I moved to DC this past May with no network, no fall internship offer, and very little knowledge of the employment landscape of the DMV area. I knew that I would need industry connections and a better understanding of the opportunities available to successfully navigate recruiting this fall and spring, and so I spent the bulk of my free time over the summer reaching out to anyone even remotely connected to me, requesting informational interviews. A few hundred cold emails, InMails, and connection requests later I stand one week away from starting an internship at the U.S. Treasury, confident in my understanding of the employment landscape and connected to a substantial number of working professionals across the various federal agencies and private companies I’m exploring recruiting opportunities with for the coming year.
Between May and August, I reached out to more than 300 alumni and second-degree connections, and met personally with more than 80 individuals who work for firms in the DMV area that interest me. The process helped me build a network of working professionals across the various financial services firms and agencies in DC, and allowed me to build valuable networking skills that will undoubtedly benefit me for years to come.
The informational interview process in a nutshell:
- Define your firms of interest
Hash out a list of all firms that interest you, even those you aren’t familiar with. Have an open mind and cast a wide net at this stage – you want to have lots of options when searching for connections.
- Search for connections
LinkedIn is a powerful tool for networking, and using some of the more advanced search options you can identify alumni, former colleagues, and second degree connections who work for your firms of interest. Identify as many potential connections as possible – remember that many of your inquiries will never be opened or answered, so more is better here.
- Reach out
At this point in the process, I started a spreadsheet to keep track of who I had reached out to, how I did so, and whether they responded. In many cases, you’ll be reaching out using LinkedIn’s InMail (this requires a LinkedIn Premium account, which is well worth the cost for those who need to network heavily for a period of time), though you can sometimes find an individual’s email address or other point of contact published online. Your message should be brief, and should state in short why you’re reaching out and how you are connected (we went to the same school, we used to work for the same company, we contribute to the same organizations). Offering to meet briefly over coffee is a good starting point for most connections, and you can also let people know that you’re looking to hear about their experience with “X Company,” and not simply hunting for an internal referral.
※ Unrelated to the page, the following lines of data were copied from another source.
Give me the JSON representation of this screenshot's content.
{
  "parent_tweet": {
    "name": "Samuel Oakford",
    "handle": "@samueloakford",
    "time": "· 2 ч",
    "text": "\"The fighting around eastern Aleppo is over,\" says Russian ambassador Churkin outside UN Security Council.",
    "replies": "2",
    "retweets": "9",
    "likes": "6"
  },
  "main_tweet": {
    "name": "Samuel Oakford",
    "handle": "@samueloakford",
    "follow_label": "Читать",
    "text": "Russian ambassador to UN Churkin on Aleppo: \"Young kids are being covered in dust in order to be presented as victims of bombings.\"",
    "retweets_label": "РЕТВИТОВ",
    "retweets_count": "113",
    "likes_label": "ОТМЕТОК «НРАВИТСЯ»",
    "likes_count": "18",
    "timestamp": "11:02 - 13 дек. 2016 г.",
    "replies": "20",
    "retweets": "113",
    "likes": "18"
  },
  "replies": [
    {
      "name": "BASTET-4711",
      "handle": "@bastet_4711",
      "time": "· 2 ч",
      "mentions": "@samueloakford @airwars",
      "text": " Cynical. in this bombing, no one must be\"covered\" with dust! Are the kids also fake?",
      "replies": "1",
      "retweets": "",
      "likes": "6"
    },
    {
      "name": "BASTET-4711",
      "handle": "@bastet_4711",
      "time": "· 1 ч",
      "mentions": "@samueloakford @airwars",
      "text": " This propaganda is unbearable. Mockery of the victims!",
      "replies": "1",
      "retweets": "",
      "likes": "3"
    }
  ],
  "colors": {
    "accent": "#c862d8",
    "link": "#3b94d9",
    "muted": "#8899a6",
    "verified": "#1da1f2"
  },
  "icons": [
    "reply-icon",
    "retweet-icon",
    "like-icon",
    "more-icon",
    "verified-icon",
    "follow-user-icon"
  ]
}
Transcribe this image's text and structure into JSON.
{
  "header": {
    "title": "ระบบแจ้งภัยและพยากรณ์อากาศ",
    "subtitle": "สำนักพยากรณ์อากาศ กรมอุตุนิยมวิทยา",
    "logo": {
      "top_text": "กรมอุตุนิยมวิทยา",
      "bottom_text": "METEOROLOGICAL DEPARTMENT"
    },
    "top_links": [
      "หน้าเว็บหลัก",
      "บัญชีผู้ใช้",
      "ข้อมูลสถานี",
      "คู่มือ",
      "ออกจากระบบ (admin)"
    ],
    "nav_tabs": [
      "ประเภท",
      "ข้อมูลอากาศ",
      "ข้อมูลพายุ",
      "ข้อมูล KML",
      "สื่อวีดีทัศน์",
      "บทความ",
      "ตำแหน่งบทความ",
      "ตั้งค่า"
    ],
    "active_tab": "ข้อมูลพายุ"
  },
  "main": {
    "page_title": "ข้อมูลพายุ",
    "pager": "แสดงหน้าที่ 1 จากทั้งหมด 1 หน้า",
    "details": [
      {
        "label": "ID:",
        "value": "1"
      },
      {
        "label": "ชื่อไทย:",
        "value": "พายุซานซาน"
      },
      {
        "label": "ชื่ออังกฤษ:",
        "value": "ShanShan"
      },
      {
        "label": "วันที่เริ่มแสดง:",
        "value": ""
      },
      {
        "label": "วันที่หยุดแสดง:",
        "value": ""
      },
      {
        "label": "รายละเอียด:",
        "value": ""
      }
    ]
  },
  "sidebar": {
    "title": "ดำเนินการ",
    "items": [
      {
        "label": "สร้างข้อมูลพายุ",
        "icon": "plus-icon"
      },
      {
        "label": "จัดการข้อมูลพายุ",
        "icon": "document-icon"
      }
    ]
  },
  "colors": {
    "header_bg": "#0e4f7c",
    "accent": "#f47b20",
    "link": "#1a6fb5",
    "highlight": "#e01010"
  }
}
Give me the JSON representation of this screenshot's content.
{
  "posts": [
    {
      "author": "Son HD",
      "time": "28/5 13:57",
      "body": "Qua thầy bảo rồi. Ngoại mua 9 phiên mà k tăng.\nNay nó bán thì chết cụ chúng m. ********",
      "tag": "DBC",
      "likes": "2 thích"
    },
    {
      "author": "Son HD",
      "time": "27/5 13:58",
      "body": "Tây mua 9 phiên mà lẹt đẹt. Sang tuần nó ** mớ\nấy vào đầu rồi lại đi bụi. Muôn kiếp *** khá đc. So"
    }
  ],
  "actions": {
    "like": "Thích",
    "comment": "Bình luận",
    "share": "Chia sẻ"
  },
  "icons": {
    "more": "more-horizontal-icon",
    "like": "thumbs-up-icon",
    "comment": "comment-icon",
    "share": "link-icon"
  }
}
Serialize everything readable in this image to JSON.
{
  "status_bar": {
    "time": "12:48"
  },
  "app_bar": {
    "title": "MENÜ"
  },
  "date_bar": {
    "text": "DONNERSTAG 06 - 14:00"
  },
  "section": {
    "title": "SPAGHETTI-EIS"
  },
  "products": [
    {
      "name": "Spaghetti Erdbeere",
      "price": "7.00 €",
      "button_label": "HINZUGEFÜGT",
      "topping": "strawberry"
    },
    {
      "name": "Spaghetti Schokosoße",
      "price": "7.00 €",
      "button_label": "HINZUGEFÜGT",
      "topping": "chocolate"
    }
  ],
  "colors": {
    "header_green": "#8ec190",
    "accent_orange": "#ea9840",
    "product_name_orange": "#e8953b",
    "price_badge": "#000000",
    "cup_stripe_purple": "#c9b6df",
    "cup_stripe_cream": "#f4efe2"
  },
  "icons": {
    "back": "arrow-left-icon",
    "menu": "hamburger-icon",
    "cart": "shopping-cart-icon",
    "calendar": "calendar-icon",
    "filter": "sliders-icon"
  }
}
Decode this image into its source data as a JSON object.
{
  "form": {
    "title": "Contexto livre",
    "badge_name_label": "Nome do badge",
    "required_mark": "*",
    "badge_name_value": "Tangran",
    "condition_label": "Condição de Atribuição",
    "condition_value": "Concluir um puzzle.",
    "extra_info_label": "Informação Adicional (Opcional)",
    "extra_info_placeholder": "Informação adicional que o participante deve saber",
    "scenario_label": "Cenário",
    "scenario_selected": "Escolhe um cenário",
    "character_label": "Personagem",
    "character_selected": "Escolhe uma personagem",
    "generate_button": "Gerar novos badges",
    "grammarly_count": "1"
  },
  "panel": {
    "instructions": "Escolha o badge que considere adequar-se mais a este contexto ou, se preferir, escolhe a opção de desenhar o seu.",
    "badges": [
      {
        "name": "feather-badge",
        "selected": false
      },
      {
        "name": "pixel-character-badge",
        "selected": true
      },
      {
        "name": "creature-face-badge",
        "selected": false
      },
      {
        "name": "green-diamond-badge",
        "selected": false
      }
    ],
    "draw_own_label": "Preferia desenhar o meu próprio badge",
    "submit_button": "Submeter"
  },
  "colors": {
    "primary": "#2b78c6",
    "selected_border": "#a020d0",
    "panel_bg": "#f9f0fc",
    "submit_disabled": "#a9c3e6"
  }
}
Set up meetings with those who respond to your inquiry. Always offer to meet wherever is most convenient for your contact – remember, these people are taking time out of their schedules to meet with you, so make the process easy for them. Have a few questions on hand to keep the conversation moving, and be sure to present yourself well. Never directly ask for an internal referral during an informational interview, even if that is ultimately your motivation for reaching out (this wasn’t the case for me, as I was simply building my network). Often, though, if whoever you are meeting with is impressed, they will offer to refer you internally should you ever need it down the road. Always try to pick up the tab for those who agree to meet with you as a “thank you” for taking the time to talk about their experience and career path.
You should always send an email thanking your connection for meeting with you – do this within a few days after your meeting and keep the message brief.